Our garden journey began in the fall of 2006. Our goals and objectives were
for the Grade 3 students in our gardening club to work with staff and community
members to create and establish a sustainable, natural habitat for insects,
primarily the monarch butterflies. We wanted them to establish flower beds where
host plants (milkweed and parsley) and food/nectar plants could grow. We wanted
the students to continue to maintain and add plants, flowers and shrubs to our
already existing gardens while expanding their knowledge, appreciation and
skills for nature, gardening and prairie plants.
With these goals and objectives in mind, our school applied for a grant from
the Environmental Youth Corp. We applied for a total of $3976 to complete our
gardens. Our parent association also gave us $150 towards gardening supplies and
We worked with a landscape company called “Hardscapes” and designed three
beds – one larger central bed with milkweed and two surrounding beds with nectar
plants for the monarch butterflies. We also worked with Prairie
Original Plants to choose plants that were native to Manitoba and would be
successful in our gardens.Our gardens were finally completed at the end of May
The students worked with various people (teachers, administration, the
guidance councillor, janitor, landscapers, parents and other community members)
to learn and extend their knowledge about the monarch butterfly and gardening.
These students established pen pal relationships with students from New Jersey
with the theme of butterflies and gardening in mind and attended 18 learning,
art based, planting and maintenance sessions. They learned about the monarch
butterfly, the importance of the environment and the success of executing a plan
and working hard to see it completed.
Quotes by Erik Mollenhauer (The Monarch Teachers' Network)
“You have this little insect that weighs less than a dime and yet it makes a
journey about 3,500 kilometres to Mexico. “When (the students) release that
butterfly (after raising it), it’s not just a butterfly that goes to Mexico, the
imagination of that child also goes with it.”
This imagination, will lead children to wonder about what the butterflies
will see when they set out from Canada to Mexico in order to escape the harsh
winter. This will allow teachers to integrate an “interdisciplinary approach” in
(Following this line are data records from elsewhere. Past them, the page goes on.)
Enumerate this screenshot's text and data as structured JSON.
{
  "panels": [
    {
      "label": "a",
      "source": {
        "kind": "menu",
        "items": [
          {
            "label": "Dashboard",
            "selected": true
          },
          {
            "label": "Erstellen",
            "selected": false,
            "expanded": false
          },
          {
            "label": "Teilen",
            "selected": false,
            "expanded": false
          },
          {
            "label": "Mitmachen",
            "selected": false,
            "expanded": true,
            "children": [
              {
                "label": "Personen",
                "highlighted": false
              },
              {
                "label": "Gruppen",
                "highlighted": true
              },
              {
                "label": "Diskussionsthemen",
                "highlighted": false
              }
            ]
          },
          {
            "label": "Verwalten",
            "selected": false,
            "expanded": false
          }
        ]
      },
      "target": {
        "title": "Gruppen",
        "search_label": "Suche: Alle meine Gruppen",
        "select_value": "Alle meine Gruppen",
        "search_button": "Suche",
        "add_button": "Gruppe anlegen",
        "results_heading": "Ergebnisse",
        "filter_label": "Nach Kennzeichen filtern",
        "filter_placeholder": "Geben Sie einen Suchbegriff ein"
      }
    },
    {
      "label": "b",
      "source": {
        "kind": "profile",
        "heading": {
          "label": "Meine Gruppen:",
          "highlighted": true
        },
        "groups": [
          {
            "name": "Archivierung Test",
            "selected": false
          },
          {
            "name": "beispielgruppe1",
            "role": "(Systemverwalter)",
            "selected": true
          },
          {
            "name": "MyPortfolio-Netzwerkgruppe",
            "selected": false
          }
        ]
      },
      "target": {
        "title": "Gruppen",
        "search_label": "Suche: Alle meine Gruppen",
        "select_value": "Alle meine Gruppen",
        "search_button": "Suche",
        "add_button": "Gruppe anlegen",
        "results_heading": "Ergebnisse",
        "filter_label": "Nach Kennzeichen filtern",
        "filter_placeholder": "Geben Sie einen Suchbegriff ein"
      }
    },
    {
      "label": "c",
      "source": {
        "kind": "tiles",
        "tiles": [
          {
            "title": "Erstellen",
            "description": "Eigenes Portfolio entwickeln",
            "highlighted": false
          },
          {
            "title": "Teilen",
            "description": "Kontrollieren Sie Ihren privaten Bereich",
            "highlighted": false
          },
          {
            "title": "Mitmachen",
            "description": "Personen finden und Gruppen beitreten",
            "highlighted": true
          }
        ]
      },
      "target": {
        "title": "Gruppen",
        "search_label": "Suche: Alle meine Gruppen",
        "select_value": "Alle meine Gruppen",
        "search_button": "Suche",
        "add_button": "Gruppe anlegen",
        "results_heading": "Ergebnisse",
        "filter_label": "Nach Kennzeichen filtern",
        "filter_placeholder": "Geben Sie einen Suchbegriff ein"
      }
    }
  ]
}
the classroom that involves geography, history and language.
We have included links to our Butterflies
and students and one for Our gardens in "The
Torch" magazine. which we hope you will enjoy.